➜  coworker-unity-meta-file-test git:(master) ✗

It’s also worth noticing that git is correctly identifying our changes as renames as we haven’t the contents of the files, just their locations on disk. This is what we should expect, renaming or moving a file shouldn’t change its contents.

Unity keeps Assets paired with their meta files, so should you

Here we can see that Unity has taken care of moving both smiley.png and smiley.png.meta to the Textures directory.

We can also see that it has created a meta file for our new Assets/Textures/ directory. We’ll come back to meta files for directories later but for now, let’s commit our changes and push them so that our colleagues can use them.

 Key Point The important thing to remember here is that we need to commit both of the Asset’s files in order to keep them together.
If we forget one of them, they will become separated in our version control system.

 Watch out:When Asset files become separated from their associated meta file, bad things happen.

  • References to the Assets become broken. See avoiding broken references for details of how this occurs.
  • Import settings get overridden with their defaults, causing unexpected behavior at runtime.

To keep version control correctly up-to-date with Unity’s changes we need to commit both files like this.

➜  coworker-unity-meta-file-test git:(master) ✗ git commit -m "Move smiley to new Textures direcrtory."
[master 15a77d8] Move smiley to new Textures directory.
 3 files changed, 8 insertions(+)
 create mode 100644 Assets/Textures.meta
 rename Assets/{ => Textures}/smiley.png (100%)
 rename Assets/{ => Textures}/smiley.png.meta (100%)
➜  coworker-unity-meta-file-test git:(master) git push
Enumerating objects: 7, done.
Counting objects: 100% (7/7), done.
Delta compression using up to 8 threads
Compressing objects: 100% (5/5), done.
Writing objects: 100% (5/5), 651 bytes | 651.00 KiB/s, done.
Total 5 (delta 1), reused 0 (delta 0)
remote: Resolving deltas: 100% (1/1), completed with 1 local object.
To github.com:unity-at-scale/unity-meta-file-test.git
   d58d4c1..15a77d8  master -> master
➜  coworker-unity-meta-file-test git:(master)

Deleting an Asset

Finally let’s look at what happens when we delete an Asset in the Unity editor by right clicking on it and choosing Delete from the context menu.

Deleting an Asset in the Unity Editor

And looking at the change from a version control perspective we see the following.

➜  coworker-unity-meta-file-test git:(master) git status
On branch master
Your branch is up to date with 'origin/master'.

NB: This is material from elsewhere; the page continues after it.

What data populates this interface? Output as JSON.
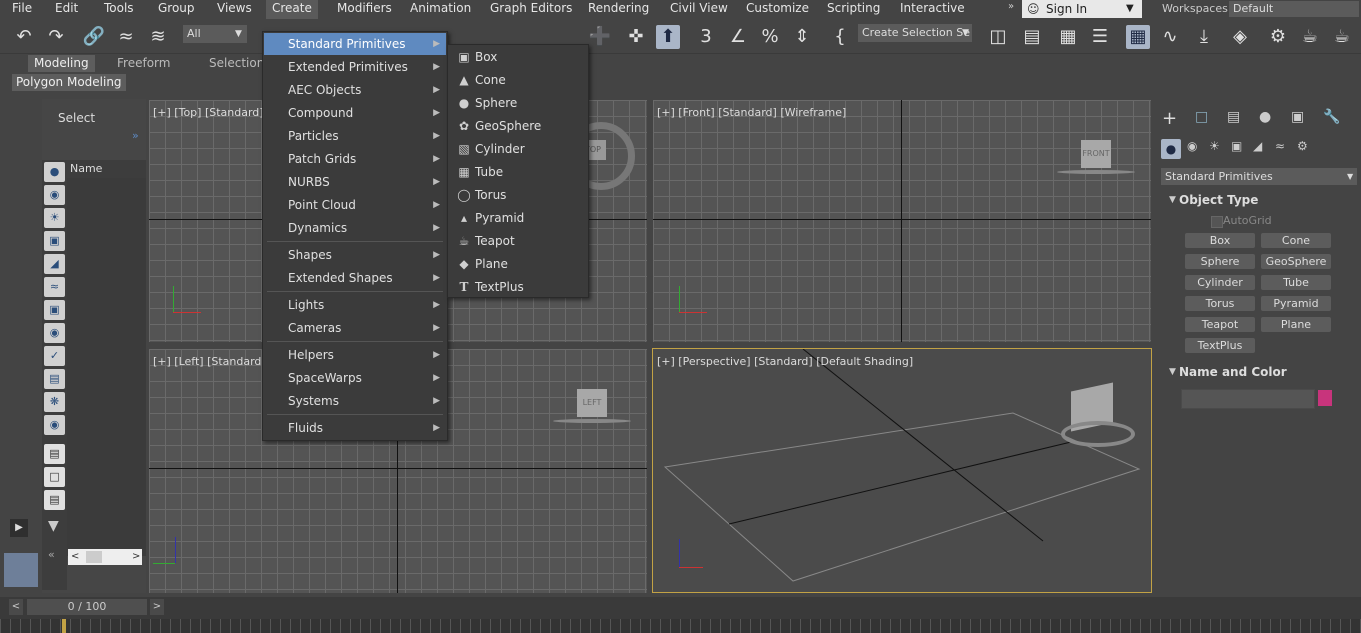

Changes not staged for commit:
  (use "git add/rm <file>..." to update what will be committed)
  (use "git restore <file>..." to discard changes in working directory)
	deleted:    Assets/Textures/smiley.png
	deleted:    Assets/Textures/smiley.png.meta

no changes added to commit (use "git add" and/or "git commit -a")

Again, Unity has acted as we would expect, deleting both the Asset smiley.png and its meta file smiley.png.meta.

Commit both files when deleting

As with adds and moves, you should commit both the Asset file and it’s meta when deleting an Asset.

If you forget one of them Unity will step to try and rectify the problem, either deleting resulting Asset-less meta file or creating a new meta file.

When this happens your colleagues will start seeing phantom changes every time they open the project in Unity, which can quite confusing as people try to work out what has happened.

If you multiply that confusion across a team of developers it becomes extremely costly, so it really is worth taking the time to make sure you have committed both of the files.


In this article we have taken a detailed look at the changes you will see in your version control system after carrying out common operations on an Asset in the Unity Editor.

Along the way we learnt how to commit each of those changes to our version control system in such a way that our assets don’t become broken.

Further reading

You can help your team to commit assets correctly with our checklist for committing assets.

To learn how Unity maintains references between Assets and how those references can become broken, head over to our Avoiding Broken References article.

If you have specific questions about how to deal with a particular situation or error message, our FAQ should have the answer.